Directions - Output must match the records, character for character.
=== Listed records ===
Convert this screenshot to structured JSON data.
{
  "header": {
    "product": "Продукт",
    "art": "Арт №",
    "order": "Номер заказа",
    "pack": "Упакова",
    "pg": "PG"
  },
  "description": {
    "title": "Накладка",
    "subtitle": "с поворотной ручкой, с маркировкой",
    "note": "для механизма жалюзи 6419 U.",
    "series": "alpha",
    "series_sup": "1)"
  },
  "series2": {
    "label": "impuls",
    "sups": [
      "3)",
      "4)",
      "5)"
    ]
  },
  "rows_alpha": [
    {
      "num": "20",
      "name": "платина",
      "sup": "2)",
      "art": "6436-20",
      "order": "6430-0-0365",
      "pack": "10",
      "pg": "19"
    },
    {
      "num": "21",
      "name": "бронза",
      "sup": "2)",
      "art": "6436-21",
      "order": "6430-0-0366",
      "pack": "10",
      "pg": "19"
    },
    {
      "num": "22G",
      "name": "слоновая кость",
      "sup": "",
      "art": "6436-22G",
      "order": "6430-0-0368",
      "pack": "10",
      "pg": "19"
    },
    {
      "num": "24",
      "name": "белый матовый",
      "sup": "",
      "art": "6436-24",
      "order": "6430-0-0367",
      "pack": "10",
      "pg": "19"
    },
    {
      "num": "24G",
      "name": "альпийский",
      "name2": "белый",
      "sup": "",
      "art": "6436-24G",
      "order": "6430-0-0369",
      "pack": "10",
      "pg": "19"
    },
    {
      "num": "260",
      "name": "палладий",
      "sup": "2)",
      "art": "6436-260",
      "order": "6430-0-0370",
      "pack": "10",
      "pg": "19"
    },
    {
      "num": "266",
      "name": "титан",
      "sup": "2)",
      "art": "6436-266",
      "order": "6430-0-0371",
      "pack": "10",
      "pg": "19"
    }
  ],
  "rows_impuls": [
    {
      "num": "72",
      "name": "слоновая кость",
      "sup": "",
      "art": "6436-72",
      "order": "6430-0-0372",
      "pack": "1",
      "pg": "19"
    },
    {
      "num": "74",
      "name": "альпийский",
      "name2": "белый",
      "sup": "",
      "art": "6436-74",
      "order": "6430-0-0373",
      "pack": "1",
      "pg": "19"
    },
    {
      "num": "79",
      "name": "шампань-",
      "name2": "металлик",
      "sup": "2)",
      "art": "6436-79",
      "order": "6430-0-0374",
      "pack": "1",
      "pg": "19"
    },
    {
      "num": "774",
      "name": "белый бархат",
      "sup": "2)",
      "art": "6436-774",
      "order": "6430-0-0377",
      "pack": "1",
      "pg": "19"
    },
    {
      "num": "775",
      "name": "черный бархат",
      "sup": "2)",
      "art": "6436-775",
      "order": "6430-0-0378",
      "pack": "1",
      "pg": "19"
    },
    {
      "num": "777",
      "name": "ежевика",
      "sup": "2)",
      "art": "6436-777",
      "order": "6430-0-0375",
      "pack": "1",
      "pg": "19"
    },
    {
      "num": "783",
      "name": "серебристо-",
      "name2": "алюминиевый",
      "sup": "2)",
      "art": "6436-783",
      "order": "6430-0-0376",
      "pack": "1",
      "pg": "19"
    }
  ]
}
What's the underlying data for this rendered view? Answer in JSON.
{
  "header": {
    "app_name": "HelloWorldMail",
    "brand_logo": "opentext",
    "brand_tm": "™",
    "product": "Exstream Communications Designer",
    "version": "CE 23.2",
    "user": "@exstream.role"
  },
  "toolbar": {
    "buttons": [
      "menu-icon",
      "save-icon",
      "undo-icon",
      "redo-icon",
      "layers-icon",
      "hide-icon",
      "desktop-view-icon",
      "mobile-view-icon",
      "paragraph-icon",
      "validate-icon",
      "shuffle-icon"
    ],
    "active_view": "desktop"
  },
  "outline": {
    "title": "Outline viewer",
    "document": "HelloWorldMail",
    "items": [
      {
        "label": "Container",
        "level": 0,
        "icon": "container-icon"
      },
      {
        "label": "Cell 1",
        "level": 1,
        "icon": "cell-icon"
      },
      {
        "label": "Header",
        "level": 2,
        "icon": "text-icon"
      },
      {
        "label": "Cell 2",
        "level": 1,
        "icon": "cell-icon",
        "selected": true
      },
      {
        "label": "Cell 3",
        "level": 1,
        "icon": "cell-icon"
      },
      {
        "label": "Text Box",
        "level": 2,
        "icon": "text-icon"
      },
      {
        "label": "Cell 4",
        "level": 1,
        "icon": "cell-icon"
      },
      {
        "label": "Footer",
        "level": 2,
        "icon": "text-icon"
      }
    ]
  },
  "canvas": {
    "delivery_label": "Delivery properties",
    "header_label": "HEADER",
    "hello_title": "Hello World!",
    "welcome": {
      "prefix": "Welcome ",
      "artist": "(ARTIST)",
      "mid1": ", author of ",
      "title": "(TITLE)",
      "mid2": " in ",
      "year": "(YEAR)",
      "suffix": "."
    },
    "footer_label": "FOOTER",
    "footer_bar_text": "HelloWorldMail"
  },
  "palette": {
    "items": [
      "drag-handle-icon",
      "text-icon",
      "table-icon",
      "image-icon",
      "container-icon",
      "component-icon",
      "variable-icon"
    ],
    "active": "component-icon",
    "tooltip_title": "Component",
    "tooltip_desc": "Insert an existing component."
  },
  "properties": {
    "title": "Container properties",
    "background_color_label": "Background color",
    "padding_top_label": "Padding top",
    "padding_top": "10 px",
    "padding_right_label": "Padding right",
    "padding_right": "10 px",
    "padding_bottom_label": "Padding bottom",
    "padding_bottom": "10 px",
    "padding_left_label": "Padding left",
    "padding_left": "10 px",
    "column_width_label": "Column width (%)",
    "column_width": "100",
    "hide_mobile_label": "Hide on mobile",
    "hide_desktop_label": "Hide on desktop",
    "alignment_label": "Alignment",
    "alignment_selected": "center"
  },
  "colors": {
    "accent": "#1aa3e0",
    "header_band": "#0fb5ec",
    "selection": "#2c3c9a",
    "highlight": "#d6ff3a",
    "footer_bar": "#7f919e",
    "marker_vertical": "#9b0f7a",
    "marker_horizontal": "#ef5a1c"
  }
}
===
Answer section -
Convert this screenshot to structured JSON data.
{
  "header": {
    "product": "Продукт",
    "art": "Арт №",
    "order": "Номер заказа",
    "pack": "Упакова",
    "pg": "PG"
  },
  "description": {
    "title": "Накладка",
    "subtitle": "с поворотной ручкой, с маркировкой",
    "note": "для механизма жалюзи 6419 U.",
    "series": "alpha",
    "series_sup": "1)"
  },
  "series2": {
    "label": "impuls",
    "sups": [
      "3)",
      "4)",
      "5)"
    ]
  },
  "rows_alpha": [
    {
      "num": "20",
      "name": "платина",
      "sup": "2)",
      "art": "6436-20",
      "order": "6430-0-0365",
      "pack": "10",
      "pg": "19"
    },
    {
      "num": "21",
      "name": "бронза",
      "sup": "2)",
      "art": "6436-21",
      "order": "6430-0-0366",
      "pack": "10",
      "pg": "19"
    },
    {
      "num": "22G",
      "name": "слоновая кость",
      "sup": "",
      "art": "6436-22G",
      "order": "6430-0-0368",
      "pack": "10",
      "pg": "19"
    },
    {
      "num": "24",
      "name": "белый матовый",
      "sup": "",
      "art": "6436-24",
      "order": "6430-0-0367",
      "pack": "10",
      "pg": "19"
    },
    {
      "num": "24G",
      "name": "альпийский",
      "name2": "белый",
      "sup": "",
      "art": "6436-24G",
      "order": "6430-0-0369",
      "pack": "10",
      "pg": "19"
    },
    {
      "num": "260",
      "name": "палладий",
      "sup": "2)",
      "art": "6436-260",
      "order": "6430-0-0370",
      "pack": "10",
      "pg": "19"
    },
    {
      "num": "266",
      "name": "титан",
      "sup": "2)",
      "art": "6436-266",
      "order": "6430-0-0371",
      "pack": "10",
      "pg": "19"
    }
  ],
  "rows_impuls": [
    {
      "num": "72",
      "name": "слоновая кость",
      "sup": "",
      "art": "6436-72",
      "order": "6430-0-0372",
      "pack": "1",
      "pg": "19"
    },
    {
      "num": "74",
      "name": "альпийский",
      "name2": "белый",
      "sup": "",
      "art": "6436-74",
      "order": "6430-0-0373",
      "pack": "1",
      "pg": "19"
    },
    {
      "num": "79",
      "name": "шампань-",
      "name2": "металлик",
      "sup": "2)",
      "art": "6436-79",
      "order": "6430-0-0374",
      "pack": "1",
      "pg": "19"
    },
    {
      "num": "774",
      "name": "белый бархат",
      "sup": "2)",
      "art": "6436-774",
      "order": "6430-0-0377",
      "pack": "1",
      "pg": "19"
    },
    {
      "num": "775",
      "name": "черный бархат",
      "sup": "2)",
      "art": "6436-775",
      "order": "6430-0-0378",
      "pack": "1",
      "pg": "19"
    },
    {
      "num": "777",
      "name": "ежевика",
      "sup": "2)",
      "art": "6436-777",
      "order": "6430-0-0375",
      "pack": "1",
      "pg": "19"
    },
    {
      "num": "783",
      "name": "серебристо-",
      "name2": "алюминиевый",
      "sup": "2)",
      "art": "6436-783",
      "order": "6430-0-0376",
      "pack": "1",
      "pg": "19"
    }
  ]
}
What's the underlying data for this rendered view? Answer in JSON.
{
  "header": {
    "app_name": "HelloWorldMail",
    "brand_logo": "opentext",
    "brand_tm": "™",
    "product": "Exstream Communications Designer",
    "version": "CE 23.2",
    "user": "@exstream.role"
  },
  "toolbar": {
    "buttons": [
      "menu-icon",
      "save-icon",
      "undo-icon",
      "redo-icon",
      "layers-icon",
      "hide-icon",
      "desktop-view-icon",
      "mobile-view-icon",
      "paragraph-icon",
      "validate-icon",
      "shuffle-icon"
    ],
    "active_view": "desktop"
  },
  "outline": {
    "title": "Outline viewer",
    "document": "HelloWorldMail",
    "items": [
      {
        "label": "Container",
        "level": 0,
        "icon": "container-icon"
      },
      {
        "label": "Cell 1",
        "level": 1,
        "icon": "cell-icon"
      },
      {
        "label": "Header",
        "level": 2,
        "icon": "text-icon"
      },
      {
        "label": "Cell 2",
        "level": 1,
        "icon": "cell-icon",
        "selected": true
      },
      {
        "label": "Cell 3",
        "level": 1,
        "icon": "cell-icon"
      },
      {
        "label": "Text Box",
        "level": 2,
        "icon": "text-icon"
      },
      {
        "label": "Cell 4",
        "level": 1,
        "icon": "cell-icon"
      },
      {
        "label": "Footer",
        "level": 2,
        "icon": "text-icon"
      }
    ]
  },
  "canvas": {
    "delivery_label": "Delivery properties",
    "header_label": "HEADER",
    "hello_title": "Hello World!",
    "welcome": {
      "prefix": "Welcome ",
      "artist": "(ARTIST)",
      "mid1": ", author of ",
      "title": "(TITLE)",
      "mid2": " in ",
      "year": "(YEAR)",
      "suffix": "."
    },
    "footer_label": "FOOTER",
    "footer_bar_text": "HelloWorldMail"
  },
  "palette": {
    "items": [
      "drag-handle-icon",
      "text-icon",
      "table-icon",
      "image-icon",
      "container-icon",
      "component-icon",
      "variable-icon"
    ],
    "active": "component-icon",
    "tooltip_title": "Component",
    "tooltip_desc": "Insert an existing component."
  },
  "properties": {
    "title": "Container properties",
    "background_color_label": "Background color",
    "padding_top_label": "Padding top",
    "padding_top": "10 px",
    "padding_right_label": "Padding right",
    "padding_right": "10 px",
    "padding_bottom_label": "Padding bottom",
    "padding_bottom": "10 px",
    "padding_left_label": "Padding left",
    "padding_left": "10 px",
    "column_width_label": "Column width (%)",
    "column_width": "100",
    "hide_mobile_label": "Hide on mobile",
    "hide_desktop_label": "Hide on desktop",
    "alignment_label": "Alignment",
    "alignment_selected": "center"
  },
  "colors": {
    "accent": "#1aa3e0",
    "header_band": "#0fb5ec",
    "selection": "#2c3c9a",
    "highlight": "#d6ff3a",
    "footer_bar": "#7f919e",
    "marker_vertical": "#9b0f7a",
    "marker_horizontal": "#ef5a1c"
  }
}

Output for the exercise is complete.